But the effect of that intra-party jab might show up in a gubernatorial election this year. And Kassebaum joined the list of other former Republican leaders who are endorsing Kelly.
Of course, there are a lot of other issues besides endorsements that are in play in the gubernatorial election. And many are relatively party-line issues, ranging from welfare and Medicaid to school and highway finance and tax policy.
There’s the chance that the “has been” voters will just put aside that intra-party jab as an ill-considered remark from youngsters.
Key is that no party has “extra” voters that they can lose through an off-hand remark.
The numbers, remember, are that in Kansas there are about 796,000 registered Republicans, 436,000 registered Democrats, 558,000 unaffiliated voters…oh yes, and 16,800 Libertarians.
Not sure how many Republican votes that Kobach can afford to lose or whether the remark gets him unaffiliated votes. Or whether there are young Democrats out there who aren’t sure why a Republican would support a “real” Democrat.

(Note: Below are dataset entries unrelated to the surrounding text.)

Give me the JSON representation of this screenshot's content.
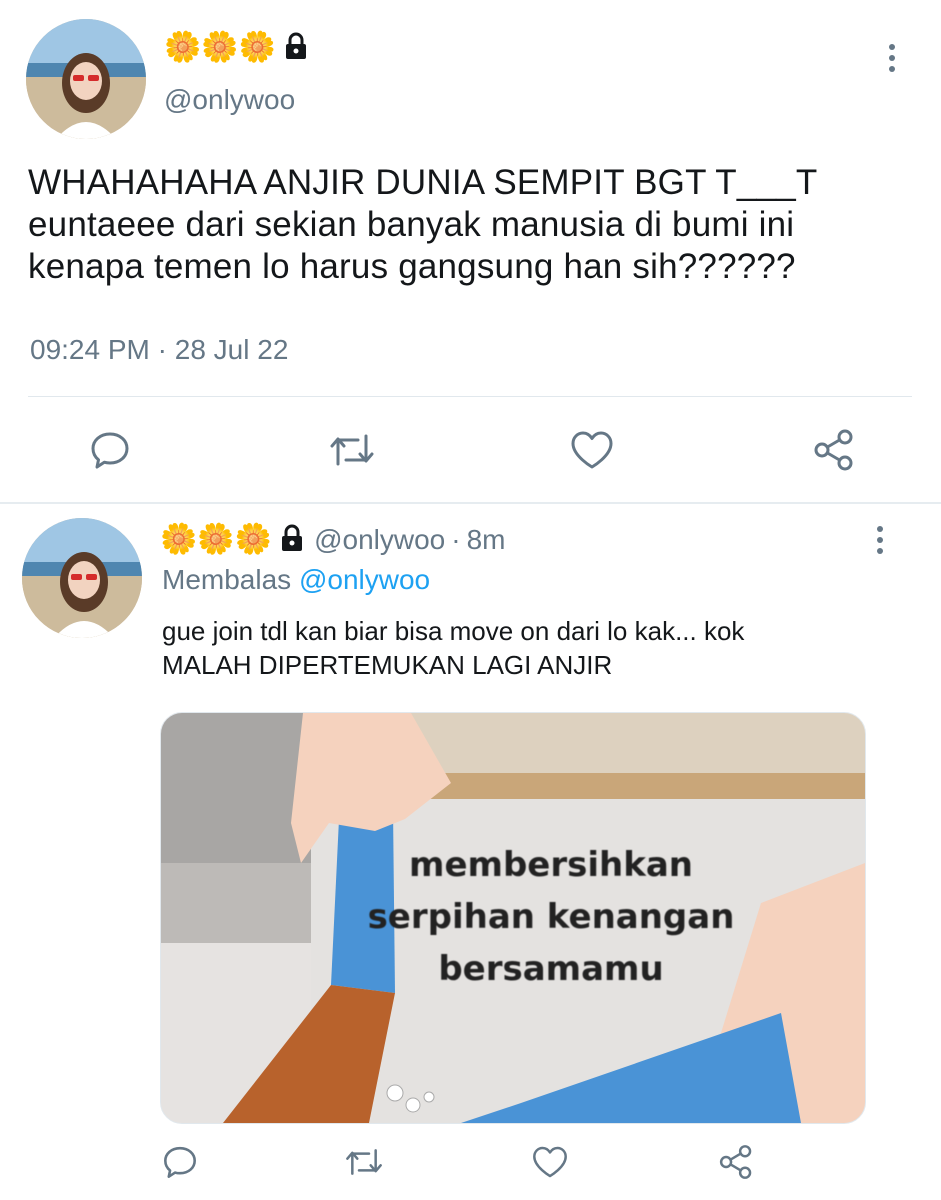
{
  "main_tweet": {
    "display_name_emojis": [
      "🌼",
      "🌼",
      "🌼"
    ],
    "handle": "@onlywoo",
    "text_lines": [
      "WHAHAHAHA ANJIR DUNIA SEMPIT BGT T___T",
      "euntaeee dari sekian banyak manusia di bumi ini",
      "kenapa temen lo harus gangsung han sih??????"
    ],
    "time": "09:24 PM",
    "separator": "·",
    "date": "28 Jul 22"
  },
  "reply_tweet": {
    "display_name_emojis": [
      "🌼",
      "🌼",
      "🌼"
    ],
    "handle": "@onlywoo",
    "separator": "·",
    "age": "8m",
    "replying_label": "Membalas",
    "replying_to": "@onlywoo",
    "text_lines": [
      "gue join tdl kan biar bisa move on dari lo kak... kok",
      "MALAH DIPERTEMUKAN LAGI ANJIR"
    ],
    "media_caption_lines": [
      "membersihkan",
      "serpihan kenangan",
      "bersamamu"
    ]
  },
  "icons": {
    "verified_lock": "lock-icon",
    "more": "more-vertical-icon",
    "reply": "comment-icon",
    "retweet": "retweet-icon",
    "like": "heart-icon",
    "share": "share-icon"
  },
  "colors": {
    "text": "#14171a",
    "secondary": "#657786",
    "link": "#1da1f2",
    "divider": "#e1e8ed"
  }
}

This is another one to see how it comes out.
Martin Hawver is publisher of Hawver’s Capitol Report.